Oil majors BP and ConocoPhillips will cut over 500 jobs in the North Sea to reduce costs as oil prices tumble. As Ciara Lee reports other oil majors are also cutting back with billions of dollars of projects being put on hold.
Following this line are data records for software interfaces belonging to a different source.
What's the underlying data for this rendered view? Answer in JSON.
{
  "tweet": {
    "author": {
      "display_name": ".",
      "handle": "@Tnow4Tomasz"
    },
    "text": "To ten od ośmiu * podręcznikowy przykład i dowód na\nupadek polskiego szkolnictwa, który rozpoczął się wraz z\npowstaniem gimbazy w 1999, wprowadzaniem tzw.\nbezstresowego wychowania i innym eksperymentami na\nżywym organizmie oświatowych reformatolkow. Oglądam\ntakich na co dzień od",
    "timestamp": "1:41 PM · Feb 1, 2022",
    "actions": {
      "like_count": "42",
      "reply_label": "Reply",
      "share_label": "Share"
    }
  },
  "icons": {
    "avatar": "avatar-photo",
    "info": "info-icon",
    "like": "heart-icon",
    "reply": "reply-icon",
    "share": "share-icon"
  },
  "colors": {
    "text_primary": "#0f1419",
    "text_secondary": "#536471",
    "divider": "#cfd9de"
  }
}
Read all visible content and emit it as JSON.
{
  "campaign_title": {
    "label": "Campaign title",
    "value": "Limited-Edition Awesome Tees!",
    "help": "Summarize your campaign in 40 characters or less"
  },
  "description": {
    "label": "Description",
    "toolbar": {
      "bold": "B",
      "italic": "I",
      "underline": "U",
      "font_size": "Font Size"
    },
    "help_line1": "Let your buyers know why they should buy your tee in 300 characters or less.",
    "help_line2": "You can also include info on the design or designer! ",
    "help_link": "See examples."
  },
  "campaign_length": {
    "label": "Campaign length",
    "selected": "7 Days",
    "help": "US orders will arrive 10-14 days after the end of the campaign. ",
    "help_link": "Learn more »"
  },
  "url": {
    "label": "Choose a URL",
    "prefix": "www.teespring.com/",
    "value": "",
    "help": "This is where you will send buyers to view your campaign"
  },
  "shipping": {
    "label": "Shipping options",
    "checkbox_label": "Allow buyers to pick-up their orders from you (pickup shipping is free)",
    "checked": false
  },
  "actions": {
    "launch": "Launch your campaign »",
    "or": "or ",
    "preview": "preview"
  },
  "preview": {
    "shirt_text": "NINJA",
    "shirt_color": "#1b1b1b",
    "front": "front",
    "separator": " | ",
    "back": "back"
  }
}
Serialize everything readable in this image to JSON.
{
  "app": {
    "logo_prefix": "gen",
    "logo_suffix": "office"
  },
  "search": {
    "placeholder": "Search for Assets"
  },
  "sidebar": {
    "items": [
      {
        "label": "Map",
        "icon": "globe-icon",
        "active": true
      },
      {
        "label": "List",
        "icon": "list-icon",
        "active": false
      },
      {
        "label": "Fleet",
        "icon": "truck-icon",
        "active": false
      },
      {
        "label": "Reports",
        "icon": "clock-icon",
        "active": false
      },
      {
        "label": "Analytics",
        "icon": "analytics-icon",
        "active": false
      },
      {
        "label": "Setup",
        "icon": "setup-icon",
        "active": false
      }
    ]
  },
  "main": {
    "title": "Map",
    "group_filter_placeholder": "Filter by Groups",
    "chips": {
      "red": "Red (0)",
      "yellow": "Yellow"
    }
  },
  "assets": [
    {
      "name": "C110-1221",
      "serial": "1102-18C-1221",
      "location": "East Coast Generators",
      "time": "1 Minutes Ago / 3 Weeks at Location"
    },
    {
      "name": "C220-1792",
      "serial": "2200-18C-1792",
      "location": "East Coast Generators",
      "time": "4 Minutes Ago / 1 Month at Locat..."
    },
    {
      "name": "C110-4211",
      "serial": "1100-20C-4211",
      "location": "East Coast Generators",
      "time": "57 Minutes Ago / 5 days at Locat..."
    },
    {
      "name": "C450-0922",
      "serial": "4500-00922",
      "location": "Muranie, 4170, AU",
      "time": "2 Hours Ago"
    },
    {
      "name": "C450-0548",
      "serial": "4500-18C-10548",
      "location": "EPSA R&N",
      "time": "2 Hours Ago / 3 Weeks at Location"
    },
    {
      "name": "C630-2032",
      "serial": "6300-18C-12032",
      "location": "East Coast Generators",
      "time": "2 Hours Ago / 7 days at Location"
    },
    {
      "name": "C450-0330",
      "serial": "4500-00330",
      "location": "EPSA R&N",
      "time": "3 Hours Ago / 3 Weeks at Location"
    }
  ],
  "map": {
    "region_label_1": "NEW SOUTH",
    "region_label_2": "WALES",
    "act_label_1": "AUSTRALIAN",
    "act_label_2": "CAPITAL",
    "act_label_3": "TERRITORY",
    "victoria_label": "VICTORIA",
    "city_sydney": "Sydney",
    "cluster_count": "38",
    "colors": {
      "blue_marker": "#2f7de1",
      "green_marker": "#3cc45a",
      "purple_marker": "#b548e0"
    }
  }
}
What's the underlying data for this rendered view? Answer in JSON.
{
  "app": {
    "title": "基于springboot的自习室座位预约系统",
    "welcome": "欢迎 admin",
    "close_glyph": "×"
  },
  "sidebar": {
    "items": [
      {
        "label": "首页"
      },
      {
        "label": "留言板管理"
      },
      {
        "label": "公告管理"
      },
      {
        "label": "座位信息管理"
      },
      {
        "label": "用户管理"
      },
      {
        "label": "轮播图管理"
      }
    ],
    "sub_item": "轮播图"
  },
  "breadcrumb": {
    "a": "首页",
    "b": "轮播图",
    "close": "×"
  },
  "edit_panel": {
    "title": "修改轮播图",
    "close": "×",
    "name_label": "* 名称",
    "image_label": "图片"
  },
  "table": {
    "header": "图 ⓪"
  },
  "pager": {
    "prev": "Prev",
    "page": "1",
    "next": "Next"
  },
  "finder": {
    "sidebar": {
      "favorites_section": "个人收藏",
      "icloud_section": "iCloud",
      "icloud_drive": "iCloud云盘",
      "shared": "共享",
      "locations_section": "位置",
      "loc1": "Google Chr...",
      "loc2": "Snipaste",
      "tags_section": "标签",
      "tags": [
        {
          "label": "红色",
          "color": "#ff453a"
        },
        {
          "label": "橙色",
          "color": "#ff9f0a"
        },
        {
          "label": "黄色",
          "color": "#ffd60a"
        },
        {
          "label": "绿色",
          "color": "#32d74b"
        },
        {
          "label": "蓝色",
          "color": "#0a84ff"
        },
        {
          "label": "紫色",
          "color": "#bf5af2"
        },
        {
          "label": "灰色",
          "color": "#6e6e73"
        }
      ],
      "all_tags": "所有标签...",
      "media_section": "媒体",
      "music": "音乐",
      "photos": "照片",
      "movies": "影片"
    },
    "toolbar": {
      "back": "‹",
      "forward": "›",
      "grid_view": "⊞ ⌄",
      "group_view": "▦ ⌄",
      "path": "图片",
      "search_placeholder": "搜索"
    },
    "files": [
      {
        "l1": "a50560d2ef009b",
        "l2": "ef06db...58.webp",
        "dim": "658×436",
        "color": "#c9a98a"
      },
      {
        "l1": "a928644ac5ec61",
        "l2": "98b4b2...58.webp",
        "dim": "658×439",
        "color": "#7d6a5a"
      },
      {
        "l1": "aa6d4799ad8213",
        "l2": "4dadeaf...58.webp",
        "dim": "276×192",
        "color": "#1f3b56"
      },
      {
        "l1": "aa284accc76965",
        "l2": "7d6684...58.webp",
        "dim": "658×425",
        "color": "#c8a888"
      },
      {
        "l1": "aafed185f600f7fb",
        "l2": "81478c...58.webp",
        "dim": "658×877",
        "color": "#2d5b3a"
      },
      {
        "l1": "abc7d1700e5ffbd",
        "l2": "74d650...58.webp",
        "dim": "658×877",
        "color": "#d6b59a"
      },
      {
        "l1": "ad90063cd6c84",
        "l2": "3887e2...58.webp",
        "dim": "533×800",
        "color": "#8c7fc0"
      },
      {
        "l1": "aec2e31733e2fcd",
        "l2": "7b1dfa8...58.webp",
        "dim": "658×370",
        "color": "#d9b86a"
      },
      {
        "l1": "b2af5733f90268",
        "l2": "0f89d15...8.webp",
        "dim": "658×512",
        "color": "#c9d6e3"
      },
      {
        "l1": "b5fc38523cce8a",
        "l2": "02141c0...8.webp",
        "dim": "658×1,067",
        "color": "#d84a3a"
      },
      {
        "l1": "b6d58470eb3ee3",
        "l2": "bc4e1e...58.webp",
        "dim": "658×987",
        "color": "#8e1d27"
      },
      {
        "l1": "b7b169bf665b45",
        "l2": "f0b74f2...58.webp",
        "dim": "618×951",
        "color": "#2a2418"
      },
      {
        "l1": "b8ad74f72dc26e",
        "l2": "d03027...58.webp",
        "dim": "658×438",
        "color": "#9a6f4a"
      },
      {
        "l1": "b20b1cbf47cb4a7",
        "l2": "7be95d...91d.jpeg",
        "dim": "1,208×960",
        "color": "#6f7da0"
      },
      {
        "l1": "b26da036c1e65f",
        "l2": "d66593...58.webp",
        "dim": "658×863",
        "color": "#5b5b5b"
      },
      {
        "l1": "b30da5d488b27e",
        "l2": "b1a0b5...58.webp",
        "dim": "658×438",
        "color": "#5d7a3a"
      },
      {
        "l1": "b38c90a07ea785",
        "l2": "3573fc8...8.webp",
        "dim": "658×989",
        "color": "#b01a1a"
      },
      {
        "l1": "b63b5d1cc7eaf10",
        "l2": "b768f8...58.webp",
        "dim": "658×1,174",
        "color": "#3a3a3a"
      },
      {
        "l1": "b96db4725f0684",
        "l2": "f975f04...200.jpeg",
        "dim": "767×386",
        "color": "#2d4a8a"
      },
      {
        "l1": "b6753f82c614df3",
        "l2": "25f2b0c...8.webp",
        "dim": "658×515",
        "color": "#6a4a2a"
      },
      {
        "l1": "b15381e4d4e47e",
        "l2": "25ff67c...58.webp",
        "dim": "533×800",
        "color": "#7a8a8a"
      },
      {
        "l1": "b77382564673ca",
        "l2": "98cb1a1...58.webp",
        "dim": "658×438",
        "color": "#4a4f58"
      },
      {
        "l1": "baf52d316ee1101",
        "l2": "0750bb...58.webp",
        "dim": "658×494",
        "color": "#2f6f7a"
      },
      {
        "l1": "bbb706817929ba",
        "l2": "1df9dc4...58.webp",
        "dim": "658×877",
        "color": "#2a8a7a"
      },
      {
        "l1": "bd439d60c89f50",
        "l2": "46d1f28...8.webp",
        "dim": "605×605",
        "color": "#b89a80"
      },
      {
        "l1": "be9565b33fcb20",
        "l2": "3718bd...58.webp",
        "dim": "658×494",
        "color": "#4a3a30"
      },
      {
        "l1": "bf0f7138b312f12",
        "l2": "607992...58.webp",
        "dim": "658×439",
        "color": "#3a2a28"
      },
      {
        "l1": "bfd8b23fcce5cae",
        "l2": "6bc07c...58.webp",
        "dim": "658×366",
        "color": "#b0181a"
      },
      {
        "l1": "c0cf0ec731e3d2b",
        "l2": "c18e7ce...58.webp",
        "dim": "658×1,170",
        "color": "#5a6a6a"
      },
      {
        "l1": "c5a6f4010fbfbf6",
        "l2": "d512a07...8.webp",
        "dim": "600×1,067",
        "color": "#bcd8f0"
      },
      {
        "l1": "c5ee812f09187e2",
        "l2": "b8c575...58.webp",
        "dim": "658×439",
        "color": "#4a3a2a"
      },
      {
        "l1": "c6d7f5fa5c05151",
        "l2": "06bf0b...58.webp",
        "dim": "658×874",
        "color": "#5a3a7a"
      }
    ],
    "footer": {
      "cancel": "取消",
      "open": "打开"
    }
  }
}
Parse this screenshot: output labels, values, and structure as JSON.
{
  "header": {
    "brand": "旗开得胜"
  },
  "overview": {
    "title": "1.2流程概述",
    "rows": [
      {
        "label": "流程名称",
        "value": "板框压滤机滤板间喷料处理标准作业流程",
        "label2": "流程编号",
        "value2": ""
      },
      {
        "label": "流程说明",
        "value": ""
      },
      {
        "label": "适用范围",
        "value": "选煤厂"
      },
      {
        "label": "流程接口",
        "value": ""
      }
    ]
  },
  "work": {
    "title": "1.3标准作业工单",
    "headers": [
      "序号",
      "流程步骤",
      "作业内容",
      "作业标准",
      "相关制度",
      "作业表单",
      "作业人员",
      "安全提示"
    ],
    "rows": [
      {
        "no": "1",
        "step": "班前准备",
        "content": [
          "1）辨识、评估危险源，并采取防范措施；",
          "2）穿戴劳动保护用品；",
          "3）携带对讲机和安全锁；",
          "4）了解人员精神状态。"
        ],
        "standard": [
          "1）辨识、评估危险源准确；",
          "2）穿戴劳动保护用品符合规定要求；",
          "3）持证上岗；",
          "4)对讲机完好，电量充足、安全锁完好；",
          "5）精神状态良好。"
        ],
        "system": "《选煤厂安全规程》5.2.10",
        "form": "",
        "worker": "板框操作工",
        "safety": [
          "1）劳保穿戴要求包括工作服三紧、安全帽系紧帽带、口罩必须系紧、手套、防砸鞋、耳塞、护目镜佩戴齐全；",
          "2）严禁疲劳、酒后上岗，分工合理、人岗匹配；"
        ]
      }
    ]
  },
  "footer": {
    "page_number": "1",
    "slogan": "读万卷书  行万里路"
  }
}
It's one of the world's most expensive exploration areas. But BP's plans to cut around 300 jobs from its 4,000 strong workforce in the North Sea comes as oil prices are at record lows. BP says the layoffs are part of a previously announced 1 billion dollar restructuring following a major assets sell off. But Brent crude at 48 dollars a barrel after a 60 percent fall in prices over six months won't be helping says CCLA's James Bevan. (SOUNDBITE) (English) CHIEF INVESTMENT OFFICER AT CCLA, JAMES BEVAN, SAYING: "The collapse of the oil price from the high ceiling last year is bad news for all the oil majors. BP will inevitably have to cut costs. I have to say I think the cutting of costs and employment numbers in the UK will just be the start of a rather prolonged period of retrenchment." Fellow North Sea producer ConocoPhillips is also cutting 230 jobs in Britain. And rival oil majors Royal Dutch Shell announced job cuts in the area last year. Dan Jackson is from IO Investment. (SOUNDBITE) (English) DAN JACKSON, CEO OF IO INVESTMENT, SAYING: "It's readjusting itself to a new environment. The oil price is the latest blow to an industry that's been changing significantly in the last two years." Projects too are being axed. Qatar Petroleum and Shell have abandoned their 6.4 billion dollar petrochemical project in the Gulf state. And Africa-focused producer Tullow Oil has written off 2.3 billion dollars in exploration work and some of its assets. CHIEF INVESTMENT OFFICER AT CCLA, JAMES BEVAN, SAYING: "What we are seeing in big picture terms is a transfer in power from producers to consumers. So economies that import oil and spend money on oil and related products are going to benefit. Those that are exporting and producing are clearly not going to benefit. They will lose at a company level. Therefore I do think there is a big transfer of power from those that are dependent on oil and commodities, to those that are big consumers. So great news for companies like Fedex." The oil and gas sector is a vital part of Britain's economy. It employs over 400,000 people and has brought more than 200 billion dollars in tax revenues to the government. News of the most recent job cuts will likely rattle the country's politicians gearing up for elections in May.